The fourth quarter of 2022 saw a decrease in commercial lending activity, largely due to rising interest rates and an effort by the Federal Reserve to slow inflation. Data shows that the volume of new loans dropped substantially compared to the same time period in 2021, with debt funds and mortgage REITs experiencing particularly pronounced declines as a percentage of total loan closings.
Unfortunately, this loan slowdown was accompanied by another troubling trend: a sharp rise in delinquencies among commercial lenders. This increase has caused concern for regulators, who are questioning lenders’ concentration of loans secured by commercial property—particularly in new developments.
While this data showed a troubling fourth quarter, it’s unclear how likely either trend is to continue amid a continued high-interest-rate environment and the Fed’s consideration of further rate hikes to combat ongoing inflation.
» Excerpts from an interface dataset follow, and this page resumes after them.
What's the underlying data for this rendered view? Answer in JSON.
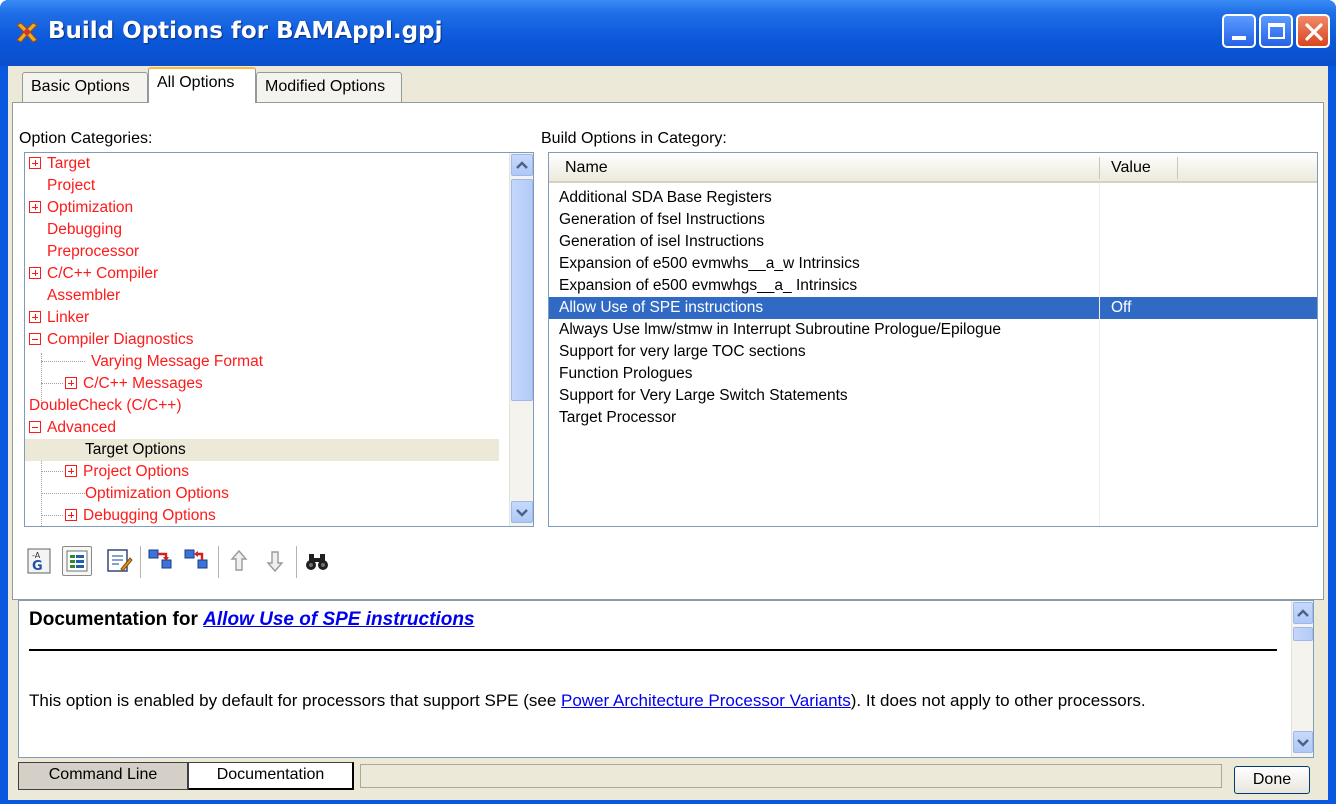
{
  "window": {
    "title": "Build Options for BAMAppl.gpj"
  },
  "tabs": [
    {
      "label": "Basic Options",
      "active": false
    },
    {
      "label": "All Options",
      "active": true
    },
    {
      "label": "Modified Options",
      "active": false
    }
  ],
  "categories_panel": {
    "label": "Option Categories:",
    "items": [
      {
        "label": "Target",
        "expander": "plus",
        "indent": 0,
        "color": "red"
      },
      {
        "label": "Project",
        "expander": "none",
        "indent": 0,
        "color": "red"
      },
      {
        "label": "Optimization",
        "expander": "plus",
        "indent": 0,
        "color": "red"
      },
      {
        "label": "Debugging",
        "expander": "none",
        "indent": 0,
        "color": "red"
      },
      {
        "label": "Preprocessor",
        "expander": "none",
        "indent": 0,
        "color": "red"
      },
      {
        "label": "C/C++ Compiler",
        "expander": "plus",
        "indent": 0,
        "color": "red"
      },
      {
        "label": "Assembler",
        "expander": "none",
        "indent": 0,
        "color": "red"
      },
      {
        "label": "Linker",
        "expander": "plus",
        "indent": 0,
        "color": "red"
      },
      {
        "label": "Compiler Diagnostics",
        "expander": "minus",
        "indent": 0,
        "color": "red"
      },
      {
        "label": "Varying Message Format",
        "expander": "none",
        "indent": 1,
        "color": "red"
      },
      {
        "label": "C/C++ Messages",
        "expander": "plus",
        "indent": 1,
        "color": "red"
      },
      {
        "label": "DoubleCheck (C/C++)",
        "expander": "none",
        "indent": 0,
        "color": "red"
      },
      {
        "label": "Advanced",
        "expander": "minus",
        "indent": 0,
        "color": "red"
      },
      {
        "label": "Target Options",
        "expander": "none",
        "indent": 1,
        "color": "black",
        "selected": true
      },
      {
        "label": "Project Options",
        "expander": "plus",
        "indent": 1,
        "color": "red"
      },
      {
        "label": "Optimization Options",
        "expander": "none",
        "indent": 1,
        "color": "red"
      },
      {
        "label": "Debugging Options",
        "expander": "plus",
        "indent": 1,
        "color": "red"
      }
    ]
  },
  "options_panel": {
    "label": "Build Options in Category:",
    "columns": [
      "Name",
      "Value"
    ],
    "rows": [
      {
        "name": "Additional SDA Base Registers",
        "value": ""
      },
      {
        "name": "Generation of fsel Instructions",
        "value": ""
      },
      {
        "name": "Generation of isel Instructions",
        "value": ""
      },
      {
        "name": "Expansion of e500 evmwhs__a_w Intrinsics",
        "value": ""
      },
      {
        "name": "Expansion of e500 evmwhgs__a_ Intrinsics",
        "value": ""
      },
      {
        "name": "Allow Use of SPE instructions",
        "value": "Off",
        "selected": true
      },
      {
        "name": "Always Use lmw/stmw in Interrupt Subroutine Prologue/Epilogue",
        "value": ""
      },
      {
        "name": "Support for very large TOC sections",
        "value": ""
      },
      {
        "name": "Function Prologues",
        "value": ""
      },
      {
        "name": "Support for Very Large Switch Statements",
        "value": ""
      },
      {
        "name": "Target Processor",
        "value": ""
      }
    ]
  },
  "toolbar": {
    "buttons": [
      "gnu-style-icon",
      "category-view-icon",
      "edit-options-icon",
      "expand-all-icon",
      "collapse-all-icon",
      "move-up-icon",
      "move-down-icon",
      "find-icon"
    ]
  },
  "documentation": {
    "heading_prefix": "Documentation for",
    "heading_link": "Allow Use of SPE instructions",
    "text_before": "This option is enabled by default for processors that support SPE (see ",
    "text_link": "Power Architecture Processor Variants",
    "text_after": "). It does not apply to other processors."
  },
  "bottom_tabs": [
    {
      "label": "Command Line",
      "active": false
    },
    {
      "label": "Documentation",
      "active": true
    }
  ],
  "done_label": "Done",
  "colors": {
    "titlebar": "#0b58da",
    "selection": "#316ac5",
    "modified_text": "#ff1a1a",
    "link": "#0000ee"
  }
}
Though it’s still too early to draw conclusions, this data could signal coming distress in the commercial real estate market, as well as potential difficulties for investors seeking loans.
Multifamily residential properties and developments are continuing to see positive trends nationwide despite the growing potential for a coming economic downturn. In the South and Midwest regions, rents continue to grow, and recent data from states like Arkansas have revealed a decrease in apartment stock. Markets like western Michigan remain similarly strong due to strong market fundamentals, including a noticeable lack of distressed assets on the market and an area-wide housing shortage.
Simultaneously, conversions of non-residential commercial properties into multifamily units are showing few signs of slowing down. In fact, some areas have even seen an acceleration in these projects. The numbers appear to support these opportunities, as landlords have so far been able to avoid vacancies due to the high demand for residential properties.
Overall, the continued boom in multifamily conversions is a testament to the strength of the market and increased investor confidence despite some regional challenges. In spite of fluctuations in certain markets, the profitability of these conversions has been a strong signal to investors that markets remain hungry for these types of redevelopments. This is good news for both tenants and owners as they can look forward to more housing options for local populations and less volatility in local rent.
All told, it is clear that multifamily continues to prove its strength as an investment within the broader American real estate market.
The return of the U.S. Prime Rate to pre-2008 levels—though off-putting for those seeking to refinance or secure new loans—is an encouraging sign for commercial real estate investors. This is because the return has occurred without the loose underwriting standards that were rampant before the crash and ultimately contributed to the wave of defaults.
Although the recent rise in rates could cause some pricing adjustments (particularly for investors using CapEx valuation models), it is far from a death knell for the sector, as rents and asset prices have so far continued their steady upward march, continuing to support record-breaking real estate prices nationwide.
For informed investors with patience and understanding of today’s market conditions, these trends provide significant opportunities, and fears of rising rates distressing the national market should be discounted.
The recent extension by the IRS of its deadline for completing 1031 exchanges in response to unprecedented storms in California demonstrates a crucial insight: that the agency is paying attention to the disruptions caused by natural disasters and their effects on taxpayers—especially those involved in real estate investing. This is especially significant considering California’s importance as one of the country’s most active real estate markets.
Further, this flexibility by the IRS may signal more consideration for investors and taxpayers struggling with climate-generated crises from storms or their lasting effects. It may also be indicative of a shifting attitude towards capital gains taxes, which have been hotly debated in recent years, with talk of repeal having been floated in Congress as recently as this month. Only time will tell if such flexibility leads to additional policy changes, but this extension remains a strong sign that hard times can still lead to some leniency from Uncle Sam.
The jobs market in the U.S. remains remarkably strong. Data released last month by the Department of Labor reports that new unemployment claims continue to hover around 200,000, which is well below long-term historical averages. This is indicative of an economy with strong and consistent demand for labor and is proving highly advantageous for real estate investors.
Strength in the U.S. labor market shows that many businesses in the retail and service sectors are still struggling to find additional employees to serve the steady stream of customers they are receiving. For investors, this implies a healthy and plentiful supply of buyers and tenants, providing them with great opportunities to pursue commercial deals in most major markets.
What’s more, as there is no shortage of potential renters or buyers, employers struggling to fill open positions should translate into continued confidence among workers to buy or rent new housing as it becomes available.